For some real life, I-can-totally-do-this wellness tips to take on the road this summer, we tapped Vanesssa Kahler, a Functional Nutritionist, Health Coach, and founder of Kahler Wellbeing Academy.  Here are her tips:

Stick to a morning routine.

Wake up at a set time each morning. Sleep is one of the most well researched areas of well-being and its indisputable that we all need a good night sleep to thrive. Research shows us that a lack of sleep affects heart health, immunity, diabetes, cognitive function, moods. It is recommended that we create a regular wake up time and bed time to maintain our circadian rhythm and achieve ideal 8 hours sleep each night. Recent studies show that people with a regular wake-up time reported being more satisfied overall in every area of their lives.

Wake up your mind and your body.  Before you dive into your day, aim for 5-10 minutes of stillness. Instead of jumping out of bed, give your body a few minutes to enjoy waking up. And if you’re up for it, add  5-10 minutes of stretching and/or yoga once you're upright. 

Start your day with glass of water. Water is all you need, but if you have the time and the ambition, adding lemon, cucumber or ginger  add extra health benefits and a little flavor.

Bring your smoothie ritual on the road.

A quick, healthy smoothie packed with nutrients ensures you start the day with a concentrated easy-to-digest, nutrient dense breakfast.  Here's the simple math: hydration + a low sugar, nutrient-dense breakfast = maintained mood and energy throughout the day.  Here are my picks:

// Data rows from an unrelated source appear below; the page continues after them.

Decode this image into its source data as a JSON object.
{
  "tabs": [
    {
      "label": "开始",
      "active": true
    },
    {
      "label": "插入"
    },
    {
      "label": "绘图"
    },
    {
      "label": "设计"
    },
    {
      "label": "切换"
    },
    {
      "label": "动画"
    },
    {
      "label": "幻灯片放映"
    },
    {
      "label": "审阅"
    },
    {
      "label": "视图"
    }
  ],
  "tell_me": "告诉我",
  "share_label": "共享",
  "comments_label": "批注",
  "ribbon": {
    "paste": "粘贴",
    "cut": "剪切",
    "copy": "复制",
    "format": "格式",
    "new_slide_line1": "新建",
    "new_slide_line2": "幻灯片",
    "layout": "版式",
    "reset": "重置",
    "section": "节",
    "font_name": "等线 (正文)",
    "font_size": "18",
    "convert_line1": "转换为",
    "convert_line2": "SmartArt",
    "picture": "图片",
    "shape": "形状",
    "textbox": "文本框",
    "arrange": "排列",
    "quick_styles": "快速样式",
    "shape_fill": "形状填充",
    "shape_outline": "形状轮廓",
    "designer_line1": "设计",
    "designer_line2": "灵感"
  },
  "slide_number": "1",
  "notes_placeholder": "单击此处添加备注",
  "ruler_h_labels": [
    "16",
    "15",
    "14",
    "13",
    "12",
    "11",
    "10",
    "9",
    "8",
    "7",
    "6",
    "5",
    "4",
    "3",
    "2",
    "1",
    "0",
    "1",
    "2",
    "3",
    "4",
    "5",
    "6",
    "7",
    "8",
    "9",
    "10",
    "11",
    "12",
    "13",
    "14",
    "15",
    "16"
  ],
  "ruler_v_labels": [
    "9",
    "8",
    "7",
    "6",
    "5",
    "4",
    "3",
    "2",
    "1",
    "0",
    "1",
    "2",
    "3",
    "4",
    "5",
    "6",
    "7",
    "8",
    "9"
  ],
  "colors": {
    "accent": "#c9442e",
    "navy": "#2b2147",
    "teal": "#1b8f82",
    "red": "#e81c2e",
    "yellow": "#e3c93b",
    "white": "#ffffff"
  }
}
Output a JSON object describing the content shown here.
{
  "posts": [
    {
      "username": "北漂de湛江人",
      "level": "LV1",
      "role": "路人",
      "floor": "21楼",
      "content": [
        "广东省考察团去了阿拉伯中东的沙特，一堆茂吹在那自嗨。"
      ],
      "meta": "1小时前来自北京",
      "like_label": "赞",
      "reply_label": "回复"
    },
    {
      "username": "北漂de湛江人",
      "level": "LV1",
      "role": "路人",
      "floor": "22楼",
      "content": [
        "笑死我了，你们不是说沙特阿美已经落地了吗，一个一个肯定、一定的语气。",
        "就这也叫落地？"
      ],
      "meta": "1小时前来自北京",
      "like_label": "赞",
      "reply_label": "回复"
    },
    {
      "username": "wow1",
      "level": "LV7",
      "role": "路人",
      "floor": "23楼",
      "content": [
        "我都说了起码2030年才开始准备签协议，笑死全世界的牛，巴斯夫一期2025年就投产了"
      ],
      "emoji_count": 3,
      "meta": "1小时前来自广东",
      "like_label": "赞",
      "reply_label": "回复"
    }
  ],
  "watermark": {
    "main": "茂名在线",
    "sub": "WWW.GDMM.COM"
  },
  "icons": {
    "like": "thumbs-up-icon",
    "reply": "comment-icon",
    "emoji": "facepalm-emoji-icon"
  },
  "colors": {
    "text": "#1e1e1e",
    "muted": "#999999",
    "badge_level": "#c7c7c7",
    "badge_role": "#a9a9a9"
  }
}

Greens With Envy, a source of chlorella, spinach, and chia provides a nutrient dense start to the day. 

For an afternoon pick me up try Ripe Rebound with turmeric and ginger.  (Also great for a morning after an indulgent evening!) 

Treat Yourself.  It's Vacation! 

...and have an idea of when and how you’ll indulge so your energy levels won’t suffer.  

Be mindful of indulgences. If your afternoon involved ice cream with the kids, opt for fruit after dinner. 

Try to make 2 out of the 3 meals balanced. Opt for a balance of protein, carbs and fats to keep you feeling good throughout the day.  

Try to save the sweets for after meals. A sweet meal or snack on it's own can spike blood sugar and make it difficult to maintain your energy levels.

Whatever you’re eating, enjoy it.  Be present, eat slowly, savor, and enjoy. 

Make time to relax and restore.  

Take time to slow down while you’re away, even if that means saying “no” to a few things on your bucket list. Part of not “needing a vacation from your vacation” is taking the time to fill up your cup…both literally and figuratively. Getting good sleep and maintaining a morning routine will be a great start, but try to build in a few other practices that will help you relax, reset, and restore: 

Make time for movement.  Bring sneakers for morning walks, play tag with the kids, or sign up for a yoga class in town.  

Book a spa treatment. Even better, choose the relax or detox treatments.  And if the spa isn’t in the cards, bring some bath salts and essential oils to create a spa-like evening bath routine. Maybe with a cocktail in hand! 

Grab that beach read. Take your favorite book or audible that you have had on your list for months.

And most of all….slow down, breath deep and enjoy! 

Read more →